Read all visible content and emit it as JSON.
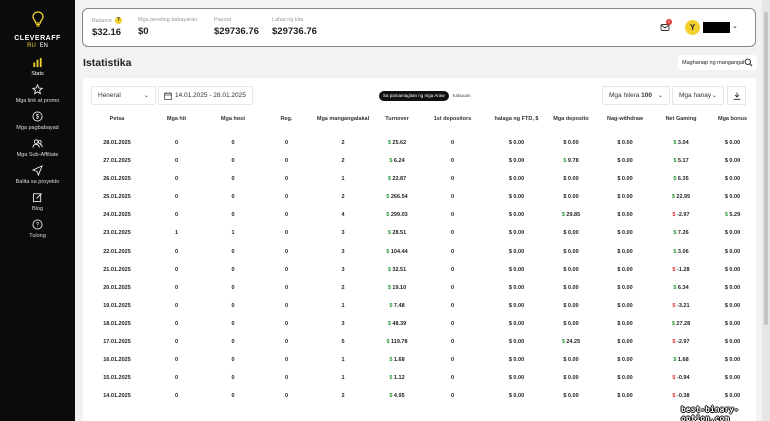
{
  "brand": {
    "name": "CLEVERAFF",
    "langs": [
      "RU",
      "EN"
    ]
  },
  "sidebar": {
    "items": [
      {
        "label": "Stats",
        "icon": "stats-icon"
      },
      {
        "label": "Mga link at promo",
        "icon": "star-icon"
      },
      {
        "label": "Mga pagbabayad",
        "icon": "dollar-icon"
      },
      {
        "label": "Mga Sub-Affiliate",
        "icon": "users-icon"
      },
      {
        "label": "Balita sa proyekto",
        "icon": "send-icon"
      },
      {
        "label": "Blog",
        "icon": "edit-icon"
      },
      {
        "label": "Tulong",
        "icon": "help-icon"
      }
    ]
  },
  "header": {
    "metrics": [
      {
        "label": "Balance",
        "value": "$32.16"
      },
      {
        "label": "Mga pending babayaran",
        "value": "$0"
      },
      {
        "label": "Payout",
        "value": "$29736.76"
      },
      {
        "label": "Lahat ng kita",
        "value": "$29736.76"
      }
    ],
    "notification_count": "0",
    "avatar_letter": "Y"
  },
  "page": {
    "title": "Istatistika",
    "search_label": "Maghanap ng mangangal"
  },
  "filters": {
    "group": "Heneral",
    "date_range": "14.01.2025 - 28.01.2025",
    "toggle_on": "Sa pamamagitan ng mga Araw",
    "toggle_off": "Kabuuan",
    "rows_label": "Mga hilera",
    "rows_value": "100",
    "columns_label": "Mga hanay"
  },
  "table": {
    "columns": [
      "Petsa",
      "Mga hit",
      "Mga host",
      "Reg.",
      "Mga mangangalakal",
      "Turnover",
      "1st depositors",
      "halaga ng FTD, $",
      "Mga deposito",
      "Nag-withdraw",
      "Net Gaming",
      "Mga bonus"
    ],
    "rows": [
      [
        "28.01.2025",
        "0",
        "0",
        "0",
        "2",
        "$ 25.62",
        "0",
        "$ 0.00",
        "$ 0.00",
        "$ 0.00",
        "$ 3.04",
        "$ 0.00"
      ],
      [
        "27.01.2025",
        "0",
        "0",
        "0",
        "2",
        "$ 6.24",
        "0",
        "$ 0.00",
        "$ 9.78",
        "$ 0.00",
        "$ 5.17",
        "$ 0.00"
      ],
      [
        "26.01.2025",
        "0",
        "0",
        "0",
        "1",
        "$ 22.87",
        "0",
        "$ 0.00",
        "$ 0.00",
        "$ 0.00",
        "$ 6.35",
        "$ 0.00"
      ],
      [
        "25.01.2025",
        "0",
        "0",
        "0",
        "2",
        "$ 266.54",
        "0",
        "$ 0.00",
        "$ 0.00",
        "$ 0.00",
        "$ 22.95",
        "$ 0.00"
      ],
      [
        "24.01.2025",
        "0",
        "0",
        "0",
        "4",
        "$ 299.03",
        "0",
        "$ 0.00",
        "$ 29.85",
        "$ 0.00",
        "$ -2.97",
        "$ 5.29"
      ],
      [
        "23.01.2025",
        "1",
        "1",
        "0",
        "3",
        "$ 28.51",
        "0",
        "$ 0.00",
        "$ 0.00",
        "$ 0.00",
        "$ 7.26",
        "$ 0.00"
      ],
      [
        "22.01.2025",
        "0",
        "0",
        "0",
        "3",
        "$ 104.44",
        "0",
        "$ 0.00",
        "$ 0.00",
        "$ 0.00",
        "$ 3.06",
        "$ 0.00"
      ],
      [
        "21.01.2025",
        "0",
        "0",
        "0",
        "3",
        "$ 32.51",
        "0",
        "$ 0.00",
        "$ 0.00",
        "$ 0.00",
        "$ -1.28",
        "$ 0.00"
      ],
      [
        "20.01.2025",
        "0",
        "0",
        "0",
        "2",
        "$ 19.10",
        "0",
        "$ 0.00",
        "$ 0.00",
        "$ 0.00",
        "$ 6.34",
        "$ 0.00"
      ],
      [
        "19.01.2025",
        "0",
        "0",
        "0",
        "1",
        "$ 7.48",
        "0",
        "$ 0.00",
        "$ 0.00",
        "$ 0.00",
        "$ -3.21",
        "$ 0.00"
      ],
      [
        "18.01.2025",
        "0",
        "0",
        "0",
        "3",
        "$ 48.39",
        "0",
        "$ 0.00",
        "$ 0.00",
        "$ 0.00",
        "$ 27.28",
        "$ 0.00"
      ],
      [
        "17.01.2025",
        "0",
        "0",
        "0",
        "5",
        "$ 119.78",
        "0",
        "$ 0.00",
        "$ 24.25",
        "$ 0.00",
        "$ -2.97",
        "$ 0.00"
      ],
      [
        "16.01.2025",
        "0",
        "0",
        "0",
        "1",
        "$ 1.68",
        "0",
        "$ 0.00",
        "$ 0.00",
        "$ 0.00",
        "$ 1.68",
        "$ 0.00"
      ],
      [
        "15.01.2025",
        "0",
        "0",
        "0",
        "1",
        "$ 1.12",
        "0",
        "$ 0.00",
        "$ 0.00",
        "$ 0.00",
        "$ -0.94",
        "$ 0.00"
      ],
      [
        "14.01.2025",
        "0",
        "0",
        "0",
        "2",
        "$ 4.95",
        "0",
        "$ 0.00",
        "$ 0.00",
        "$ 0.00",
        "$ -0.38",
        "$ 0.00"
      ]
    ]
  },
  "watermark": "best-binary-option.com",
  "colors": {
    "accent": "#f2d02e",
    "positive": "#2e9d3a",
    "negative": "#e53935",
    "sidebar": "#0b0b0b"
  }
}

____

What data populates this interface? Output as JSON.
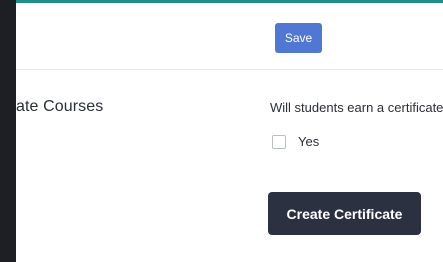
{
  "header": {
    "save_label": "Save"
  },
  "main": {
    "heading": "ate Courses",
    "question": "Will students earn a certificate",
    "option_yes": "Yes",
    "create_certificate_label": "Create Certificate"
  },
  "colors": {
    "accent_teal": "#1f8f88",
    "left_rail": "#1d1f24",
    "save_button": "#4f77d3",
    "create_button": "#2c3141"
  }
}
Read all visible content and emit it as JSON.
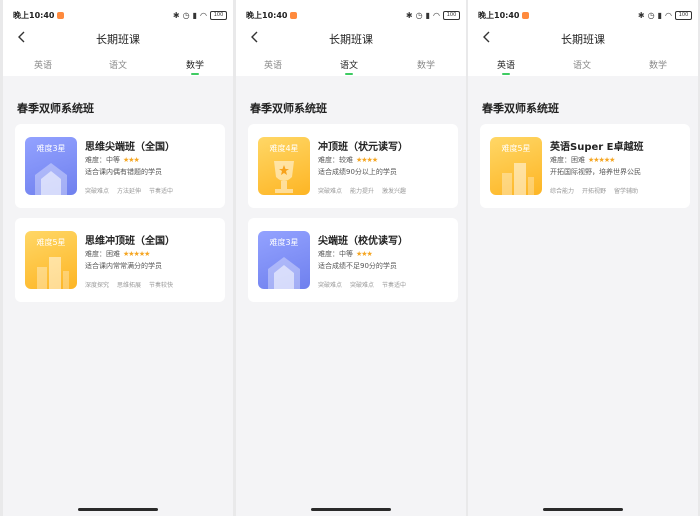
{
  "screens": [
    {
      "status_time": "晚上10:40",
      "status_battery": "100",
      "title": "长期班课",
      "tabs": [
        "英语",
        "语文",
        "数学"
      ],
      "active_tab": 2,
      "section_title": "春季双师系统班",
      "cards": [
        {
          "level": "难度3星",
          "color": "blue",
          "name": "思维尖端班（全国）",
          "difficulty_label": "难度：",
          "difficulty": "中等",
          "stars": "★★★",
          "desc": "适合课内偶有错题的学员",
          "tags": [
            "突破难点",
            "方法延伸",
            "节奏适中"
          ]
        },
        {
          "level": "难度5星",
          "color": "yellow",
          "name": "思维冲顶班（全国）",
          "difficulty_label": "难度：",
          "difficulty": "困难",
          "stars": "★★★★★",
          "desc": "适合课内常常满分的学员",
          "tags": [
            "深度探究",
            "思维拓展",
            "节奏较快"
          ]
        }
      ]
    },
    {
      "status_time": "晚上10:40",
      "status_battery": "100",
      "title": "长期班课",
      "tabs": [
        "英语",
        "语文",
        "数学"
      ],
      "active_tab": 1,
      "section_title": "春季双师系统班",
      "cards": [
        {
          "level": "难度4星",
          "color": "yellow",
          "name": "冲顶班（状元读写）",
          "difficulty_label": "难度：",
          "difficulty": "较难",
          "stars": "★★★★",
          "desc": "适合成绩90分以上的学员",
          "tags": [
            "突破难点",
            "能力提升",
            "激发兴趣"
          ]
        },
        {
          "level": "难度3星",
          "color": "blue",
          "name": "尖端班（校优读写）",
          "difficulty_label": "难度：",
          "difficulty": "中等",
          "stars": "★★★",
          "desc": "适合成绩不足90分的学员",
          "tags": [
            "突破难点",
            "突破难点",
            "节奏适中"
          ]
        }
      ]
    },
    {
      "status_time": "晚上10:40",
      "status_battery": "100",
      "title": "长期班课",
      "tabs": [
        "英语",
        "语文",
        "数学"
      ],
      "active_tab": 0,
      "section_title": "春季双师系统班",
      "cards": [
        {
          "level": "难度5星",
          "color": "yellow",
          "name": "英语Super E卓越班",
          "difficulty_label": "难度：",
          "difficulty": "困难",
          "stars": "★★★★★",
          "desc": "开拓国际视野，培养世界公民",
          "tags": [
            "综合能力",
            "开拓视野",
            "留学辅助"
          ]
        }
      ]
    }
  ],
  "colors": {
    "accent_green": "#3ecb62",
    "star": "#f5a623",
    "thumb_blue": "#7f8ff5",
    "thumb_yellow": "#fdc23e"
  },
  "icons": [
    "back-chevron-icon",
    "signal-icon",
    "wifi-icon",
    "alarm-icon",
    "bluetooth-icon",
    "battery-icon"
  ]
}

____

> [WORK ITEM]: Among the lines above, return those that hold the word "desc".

> [ANSWER FOR THIS EXERCISE]:
          "desc": "适合课内偶有错题的学员",
          "desc": "适合课内常常满分的学员",
          "desc": "适合成绩90分以上的学员",
          "desc": "适合成绩不足90分的学员",
          "desc": "开拓国际视野，培养世界公民",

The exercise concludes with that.